*PROBLEM:*
Pictures do not belong in the copy. Return all of the entries exactly.

*EXCERPTED DATA:*

- - - - -

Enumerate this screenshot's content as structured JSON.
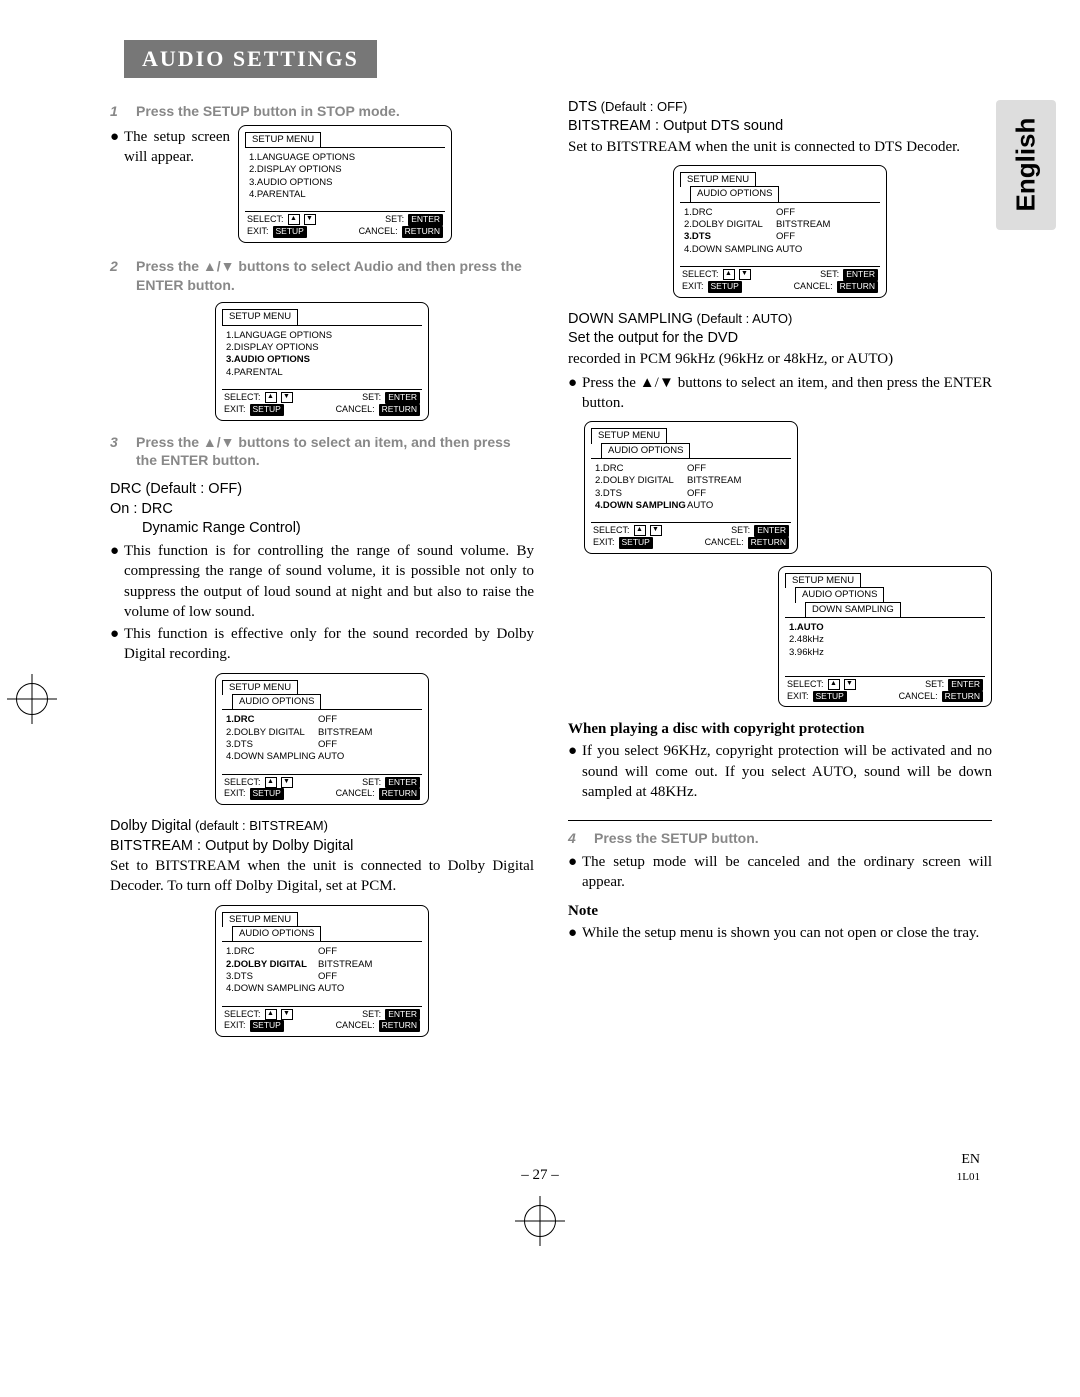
{
  "header": {
    "title": "AUDIO SETTINGS"
  },
  "side_tab": "English",
  "footer": {
    "page": "– 27 –",
    "en": "EN",
    "code": "1L01"
  },
  "left": {
    "step1": {
      "no": "1",
      "text": "Press the SETUP button in STOP mode."
    },
    "step1_body": "The setup screen will appear.",
    "step2": {
      "no": "2",
      "text": "Press the ▲/▼ buttons to select Audio and then press the ENTER button."
    },
    "step3": {
      "no": "3",
      "text": "Press the ▲/▼ buttons to select an item, and then press the ENTER button."
    },
    "drc_title": "DRC (Default : OFF)",
    "drc_on": "On : DRC",
    "drc_sub": "Dynamic Range Control)",
    "drc_p1": "This function is for controlling the range of sound volume. By compressing the range of sound volume, it is possible not only to suppress the output of loud sound at night and but also to raise the volume of low sound.",
    "drc_p2": "This function is effective only for the sound recorded by Dolby Digital recording.",
    "dolby_title_strong": "Dolby Digital",
    "dolby_title_rest": " (default : BITSTREAM)",
    "dolby_l1": "BITSTREAM : Output by Dolby Digital",
    "dolby_l2": "Set to BITSTREAM when the unit is connected to Dolby Digital Decoder. To turn off Dolby Digital, set at PCM."
  },
  "right": {
    "dts_title_strong": "DTS",
    "dts_title_rest": " (Default : OFF)",
    "dts_l1": "BITSTREAM : Output DTS sound",
    "dts_l2": "Set to BITSTREAM when the unit is connected to DTS Decoder.",
    "down_title_strong": "DOWN SAMPLING",
    "down_title_rest": " (Default : AUTO)",
    "down_l1": "Set the output for the DVD",
    "down_l2": "recorded in PCM 96kHz (96kHz or 48kHz, or AUTO)",
    "down_p1": "Press the ▲/▼ buttons to select an item, and then press the ENTER button.",
    "copyright_heading": "When playing a disc with copyright protection",
    "copyright_p": "If you select 96KHz, copyright protection will be activated and no sound will come out. If you select AUTO, sound will be down sampled at 48KHz.",
    "step4": {
      "no": "4",
      "text": "Press the SETUP button."
    },
    "step4_body": "The setup mode will be canceled and the ordinary screen will appear.",
    "note_heading": "Note",
    "note_p": "While the setup menu is shown you can not open or close the tray."
  },
  "osd_labels": {
    "setup_menu": "SETUP MENU",
    "audio_options": "AUDIO OPTIONS",
    "down_sampling": "DOWN SAMPLING",
    "main_items": [
      "1.LANGUAGE OPTIONS",
      "2.DISPLAY OPTIONS",
      "3.AUDIO OPTIONS",
      "4.PARENTAL"
    ],
    "audio_items": [
      {
        "l": "1.DRC",
        "r": "OFF"
      },
      {
        "l": "2.DOLBY DIGITAL",
        "r": "BITSTREAM"
      },
      {
        "l": "3.DTS",
        "r": "OFF"
      },
      {
        "l": "4.DOWN SAMPLING",
        "r": "AUTO"
      }
    ],
    "down_items": [
      "1.AUTO",
      "2.48kHz",
      "3.96kHz"
    ],
    "foot": {
      "select": "SELECT:",
      "set": "SET:",
      "enter": "ENTER",
      "exit": "EXIT:",
      "setup": "SETUP",
      "cancel": "CANCEL:",
      "return": "RETURN"
    }
  }
}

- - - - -

*RESPONSE AREA:*
Enumerate this screenshot's content as structured JSON.
{
  "header": {
    "title": "AUDIO SETTINGS"
  },
  "side_tab": "English",
  "footer": {
    "page": "– 27 –",
    "en": "EN",
    "code": "1L01"
  },
  "left": {
    "step1": {
      "no": "1",
      "text": "Press the SETUP button in STOP mode."
    },
    "step1_body": "The setup screen will appear.",
    "step2": {
      "no": "2",
      "text": "Press the ▲/▼ buttons to select Audio and then press the ENTER button."
    },
    "step3": {
      "no": "3",
      "text": "Press the ▲/▼ buttons to select an item, and then press the ENTER button."
    },
    "drc_title": "DRC (Default : OFF)",
    "drc_on": "On : DRC",
    "drc_sub": "Dynamic Range Control)",
    "drc_p1": "This function is for controlling the range of sound volume. By compressing the range of sound volume, it is possible not only to suppress the output of loud sound at night and but also to raise the volume of low sound.",
    "drc_p2": "This function is effective only for the sound recorded by Dolby Digital recording.",
    "dolby_title_strong": "Dolby Digital",
    "dolby_title_rest": " (default : BITSTREAM)",
    "dolby_l1": "BITSTREAM : Output by Dolby Digital",
    "dolby_l2": "Set to BITSTREAM when the unit is connected to Dolby Digital Decoder. To turn off Dolby Digital, set at PCM."
  },
  "right": {
    "dts_title_strong": "DTS",
    "dts_title_rest": " (Default : OFF)",
    "dts_l1": "BITSTREAM : Output DTS sound",
    "dts_l2": "Set to BITSTREAM when the unit is connected to DTS Decoder.",
    "down_title_strong": "DOWN SAMPLING",
    "down_title_rest": " (Default : AUTO)",
    "down_l1": "Set the output for the DVD",
    "down_l2": "recorded in PCM 96kHz (96kHz or 48kHz, or AUTO)",
    "down_p1": "Press the ▲/▼ buttons to select an item, and then press the ENTER button.",
    "copyright_heading": "When playing a disc with copyright protection",
    "copyright_p": "If you select 96KHz, copyright protection will be activated and no sound will come out. If you select AUTO, sound will be down sampled at 48KHz.",
    "step4": {
      "no": "4",
      "text": "Press the SETUP button."
    },
    "step4_body": "The setup mode will be canceled and the ordinary screen will appear.",
    "note_heading": "Note",
    "note_p": "While the setup menu is shown you can not open or close the tray."
  },
  "osd_labels": {
    "setup_menu": "SETUP MENU",
    "audio_options": "AUDIO OPTIONS",
    "down_sampling": "DOWN SAMPLING",
    "main_items": [
      "1.LANGUAGE OPTIONS",
      "2.DISPLAY OPTIONS",
      "3.AUDIO OPTIONS",
      "4.PARENTAL"
    ],
    "audio_items": [
      {
        "l": "1.DRC",
        "r": "OFF"
      },
      {
        "l": "2.DOLBY DIGITAL",
        "r": "BITSTREAM"
      },
      {
        "l": "3.DTS",
        "r": "OFF"
      },
      {
        "l": "4.DOWN SAMPLING",
        "r": "AUTO"
      }
    ],
    "down_items": [
      "1.AUTO",
      "2.48kHz",
      "3.96kHz"
    ],
    "foot": {
      "select": "SELECT:",
      "set": "SET:",
      "enter": "ENTER",
      "exit": "EXIT:",
      "setup": "SETUP",
      "cancel": "CANCEL:",
      "return": "RETURN"
    }
  }
}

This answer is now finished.